→ **Work request**: Copy every line of the data below exactly as given, except for the pictures.

(Data records for software interfaces)
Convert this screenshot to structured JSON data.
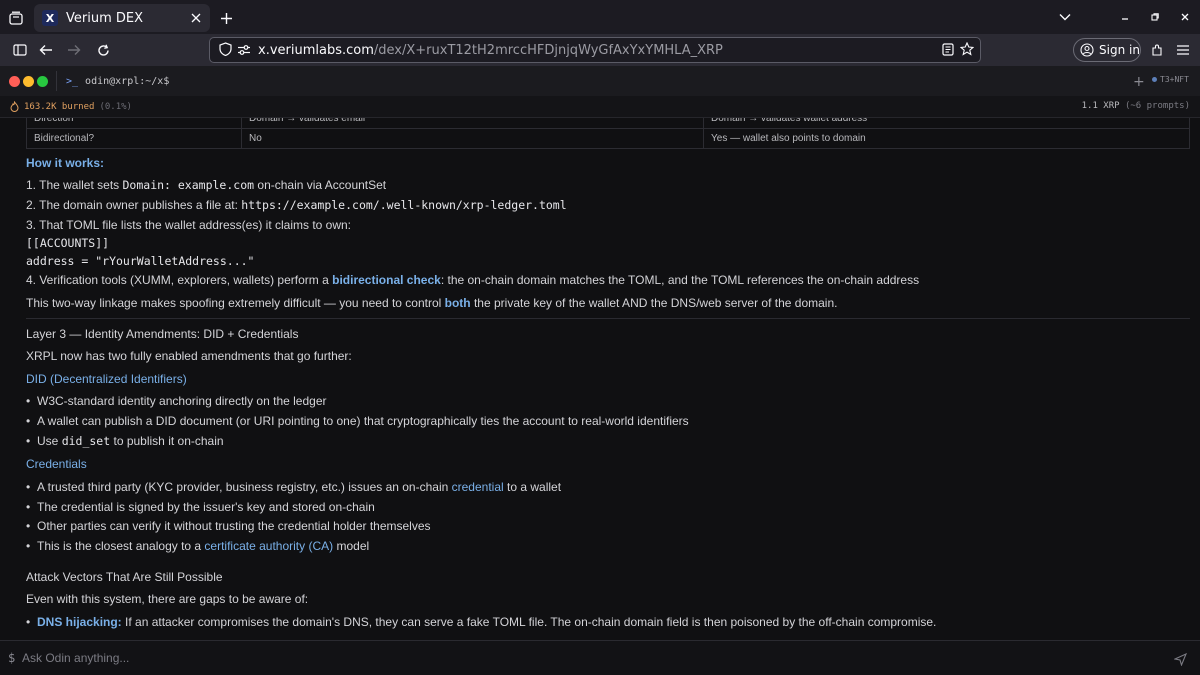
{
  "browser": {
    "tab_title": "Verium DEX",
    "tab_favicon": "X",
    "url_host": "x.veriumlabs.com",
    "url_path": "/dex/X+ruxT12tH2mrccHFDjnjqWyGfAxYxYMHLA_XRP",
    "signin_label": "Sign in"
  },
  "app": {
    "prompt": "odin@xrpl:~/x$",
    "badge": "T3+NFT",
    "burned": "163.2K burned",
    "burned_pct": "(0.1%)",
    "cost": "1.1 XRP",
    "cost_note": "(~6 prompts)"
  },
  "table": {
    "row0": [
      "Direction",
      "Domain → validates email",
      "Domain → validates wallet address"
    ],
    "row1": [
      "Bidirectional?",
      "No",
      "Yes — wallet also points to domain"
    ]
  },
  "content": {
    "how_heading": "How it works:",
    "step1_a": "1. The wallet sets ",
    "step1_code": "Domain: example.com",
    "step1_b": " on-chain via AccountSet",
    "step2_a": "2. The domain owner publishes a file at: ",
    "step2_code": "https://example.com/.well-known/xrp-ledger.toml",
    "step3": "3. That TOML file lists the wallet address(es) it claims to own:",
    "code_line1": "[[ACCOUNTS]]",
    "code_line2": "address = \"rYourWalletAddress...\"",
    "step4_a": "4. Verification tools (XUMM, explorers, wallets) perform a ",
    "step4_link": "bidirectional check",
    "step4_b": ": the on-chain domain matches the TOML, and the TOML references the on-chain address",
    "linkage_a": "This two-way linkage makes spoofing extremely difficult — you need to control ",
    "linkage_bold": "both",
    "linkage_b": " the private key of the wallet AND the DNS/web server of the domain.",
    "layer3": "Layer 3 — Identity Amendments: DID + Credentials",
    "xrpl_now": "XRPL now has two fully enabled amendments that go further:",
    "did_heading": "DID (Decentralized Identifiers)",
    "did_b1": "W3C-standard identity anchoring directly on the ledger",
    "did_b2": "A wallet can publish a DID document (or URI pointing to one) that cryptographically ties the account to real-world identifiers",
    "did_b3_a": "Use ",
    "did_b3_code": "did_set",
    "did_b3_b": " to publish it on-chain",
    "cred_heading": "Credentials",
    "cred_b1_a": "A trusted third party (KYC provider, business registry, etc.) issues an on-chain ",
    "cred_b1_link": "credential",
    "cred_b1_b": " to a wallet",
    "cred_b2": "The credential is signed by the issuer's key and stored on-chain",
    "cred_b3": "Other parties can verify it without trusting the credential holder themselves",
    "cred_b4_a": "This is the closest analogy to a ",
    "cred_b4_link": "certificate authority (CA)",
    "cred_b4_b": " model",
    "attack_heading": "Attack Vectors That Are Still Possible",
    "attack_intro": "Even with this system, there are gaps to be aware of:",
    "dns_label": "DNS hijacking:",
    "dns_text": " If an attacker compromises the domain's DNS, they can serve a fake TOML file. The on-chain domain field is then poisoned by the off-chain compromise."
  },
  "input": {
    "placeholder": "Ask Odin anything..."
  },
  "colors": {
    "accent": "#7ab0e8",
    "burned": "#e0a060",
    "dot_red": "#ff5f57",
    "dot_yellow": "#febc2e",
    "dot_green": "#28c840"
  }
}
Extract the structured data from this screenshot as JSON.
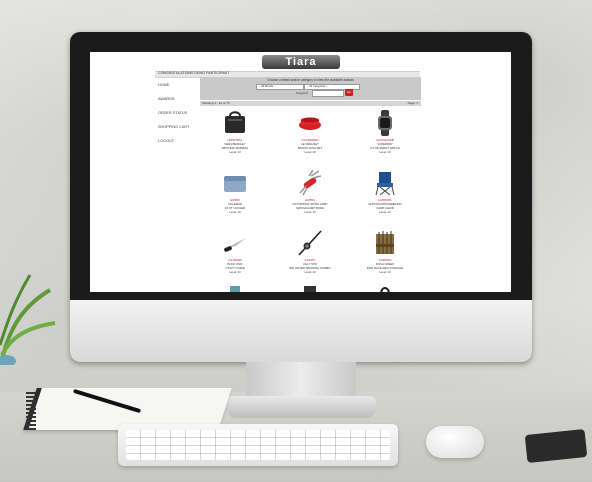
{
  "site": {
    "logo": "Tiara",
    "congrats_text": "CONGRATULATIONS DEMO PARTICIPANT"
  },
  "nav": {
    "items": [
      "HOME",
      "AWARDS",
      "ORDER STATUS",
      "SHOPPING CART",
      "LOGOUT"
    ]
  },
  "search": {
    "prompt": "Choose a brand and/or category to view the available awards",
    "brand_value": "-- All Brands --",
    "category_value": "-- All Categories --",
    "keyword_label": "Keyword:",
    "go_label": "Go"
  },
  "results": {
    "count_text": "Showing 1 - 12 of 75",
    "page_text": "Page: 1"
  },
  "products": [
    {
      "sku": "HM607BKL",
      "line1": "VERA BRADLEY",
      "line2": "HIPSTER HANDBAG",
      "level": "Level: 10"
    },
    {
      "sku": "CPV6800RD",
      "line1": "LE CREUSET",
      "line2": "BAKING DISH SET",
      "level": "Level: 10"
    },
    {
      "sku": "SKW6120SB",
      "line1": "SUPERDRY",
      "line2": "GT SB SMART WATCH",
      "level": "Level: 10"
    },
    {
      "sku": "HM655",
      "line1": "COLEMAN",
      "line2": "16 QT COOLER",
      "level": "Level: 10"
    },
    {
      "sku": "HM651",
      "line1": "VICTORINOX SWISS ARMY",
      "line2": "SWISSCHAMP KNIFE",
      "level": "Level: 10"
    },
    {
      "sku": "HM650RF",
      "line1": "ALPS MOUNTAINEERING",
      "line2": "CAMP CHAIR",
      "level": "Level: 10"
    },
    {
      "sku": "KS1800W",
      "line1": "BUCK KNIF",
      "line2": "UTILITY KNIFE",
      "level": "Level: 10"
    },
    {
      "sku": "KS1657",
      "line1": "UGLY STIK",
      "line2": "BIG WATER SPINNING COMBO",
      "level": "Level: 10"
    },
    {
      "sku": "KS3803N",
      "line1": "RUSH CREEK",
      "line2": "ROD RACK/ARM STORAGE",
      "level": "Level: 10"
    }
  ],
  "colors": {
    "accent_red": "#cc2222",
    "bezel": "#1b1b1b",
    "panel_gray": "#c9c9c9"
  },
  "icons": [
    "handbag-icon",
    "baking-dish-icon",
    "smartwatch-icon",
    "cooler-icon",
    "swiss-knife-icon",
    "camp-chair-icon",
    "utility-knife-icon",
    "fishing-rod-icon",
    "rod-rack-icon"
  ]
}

→ **Output below**:
Convert this screenshot to structured JSON data.
{
  "browser": {
    "tab_title": "Verium DEX",
    "tab_favicon": "X",
    "url_host": "x.veriumlabs.com",
    "url_path": "/dex/X+ruxT12tH2mrccHFDjnjqWyGfAxYxYMHLA_XRP",
    "signin_label": "Sign in"
  },
  "app": {
    "prompt": "odin@xrpl:~/x$",
    "badge": "T3+NFT",
    "burned": "163.2K burned",
    "burned_pct": "(0.1%)",
    "cost": "1.1 XRP",
    "cost_note": "(~6 prompts)"
  },
  "table": {
    "row0": [
      "Direction",
      "Domain → validates email",
      "Domain → validates wallet address"
    ],
    "row1": [
      "Bidirectional?",
      "No",
      "Yes — wallet also points to domain"
    ]
  },
  "content": {
    "how_heading": "How it works:",
    "step1_a": "1. The wallet sets ",
    "step1_code": "Domain: example.com",
    "step1_b": " on-chain via AccountSet",
    "step2_a": "2. The domain owner publishes a file at: ",
    "step2_code": "https://example.com/.well-known/xrp-ledger.toml",
    "step3": "3. That TOML file lists the wallet address(es) it claims to own:",
    "code_line1": "[[ACCOUNTS]]",
    "code_line2": "address = \"rYourWalletAddress...\"",
    "step4_a": "4. Verification tools (XUMM, explorers, wallets) perform a ",
    "step4_link": "bidirectional check",
    "step4_b": ": the on-chain domain matches the TOML, and the TOML references the on-chain address",
    "linkage_a": "This two-way linkage makes spoofing extremely difficult — you need to control ",
    "linkage_bold": "both",
    "linkage_b": " the private key of the wallet AND the DNS/web server of the domain.",
    "layer3": "Layer 3 — Identity Amendments: DID + Credentials",
    "xrpl_now": "XRPL now has two fully enabled amendments that go further:",
    "did_heading": "DID (Decentralized Identifiers)",
    "did_b1": "W3C-standard identity anchoring directly on the ledger",
    "did_b2": "A wallet can publish a DID document (or URI pointing to one) that cryptographically ties the account to real-world identifiers",
    "did_b3_a": "Use ",
    "did_b3_code": "did_set",
    "did_b3_b": " to publish it on-chain",
    "cred_heading": "Credentials",
    "cred_b1_a": "A trusted third party (KYC provider, business registry, etc.) issues an on-chain ",
    "cred_b1_link": "credential",
    "cred_b1_b": " to a wallet",
    "cred_b2": "The credential is signed by the issuer's key and stored on-chain",
    "cred_b3": "Other parties can verify it without trusting the credential holder themselves",
    "cred_b4_a": "This is the closest analogy to a ",
    "cred_b4_link": "certificate authority (CA)",
    "cred_b4_b": " model",
    "attack_heading": "Attack Vectors That Are Still Possible",
    "attack_intro": "Even with this system, there are gaps to be aware of:",
    "dns_label": "DNS hijacking:",
    "dns_text": " If an attacker compromises the domain's DNS, they can serve a fake TOML file. The on-chain domain field is then poisoned by the off-chain compromise."
  },
  "input": {
    "placeholder": "Ask Odin anything..."
  },
  "colors": {
    "accent": "#7ab0e8",
    "burned": "#e0a060",
    "dot_red": "#ff5f57",
    "dot_yellow": "#febc2e",
    "dot_green": "#28c840"
  }
}
Extract the structured data from this screenshot as JSON.
{
  "site": {
    "logo": "Tiara",
    "congrats_text": "CONGRATULATIONS DEMO PARTICIPANT"
  },
  "nav": {
    "items": [
      "HOME",
      "AWARDS",
      "ORDER STATUS",
      "SHOPPING CART",
      "LOGOUT"
    ]
  },
  "search": {
    "prompt": "Choose a brand and/or category to view the available awards",
    "brand_value": "-- All Brands --",
    "category_value": "-- All Categories --",
    "keyword_label": "Keyword:",
    "go_label": "Go"
  },
  "results": {
    "count_text": "Showing 1 - 12 of 75",
    "page_text": "Page: 1"
  },
  "products": [
    {
      "sku": "HM607BKL",
      "line1": "VERA BRADLEY",
      "line2": "HIPSTER HANDBAG",
      "level": "Level: 10"
    },
    {
      "sku": "CPV6800RD",
      "line1": "LE CREUSET",
      "line2": "BAKING DISH SET",
      "level": "Level: 10"
    },
    {
      "sku": "SKW6120SB",
      "line1": "SUPERDRY",
      "line2": "GT SB SMART WATCH",
      "level": "Level: 10"
    },
    {
      "sku": "HM655",
      "line1": "COLEMAN",
      "line2": "16 QT COOLER",
      "level": "Level: 10"
    },
    {
      "sku": "HM651",
      "line1": "VICTORINOX SWISS ARMY",
      "line2": "SWISSCHAMP KNIFE",
      "level": "Level: 10"
    },
    {
      "sku": "HM650RF",
      "line1": "ALPS MOUNTAINEERING",
      "line2": "CAMP CHAIR",
      "level": "Level: 10"
    },
    {
      "sku": "KS1800W",
      "line1": "BUCK KNIF",
      "line2": "UTILITY KNIFE",
      "level": "Level: 10"
    },
    {
      "sku": "KS1657",
      "line1": "UGLY STIK",
      "line2": "BIG WATER SPINNING COMBO",
      "level": "Level: 10"
    },
    {
      "sku": "KS3803N",
      "line1": "RUSH CREEK",
      "line2": "ROD RACK/ARM STORAGE",
      "level": "Level: 10"
    }
  ],
  "colors": {
    "accent_red": "#cc2222",
    "bezel": "#1b1b1b",
    "panel_gray": "#c9c9c9"
  },
  "icons": [
    "handbag-icon",
    "baking-dish-icon",
    "smartwatch-icon",
    "cooler-icon",
    "swiss-knife-icon",
    "camp-chair-icon",
    "utility-knife-icon",
    "fishing-rod-icon",
    "rod-rack-icon"
  ]
}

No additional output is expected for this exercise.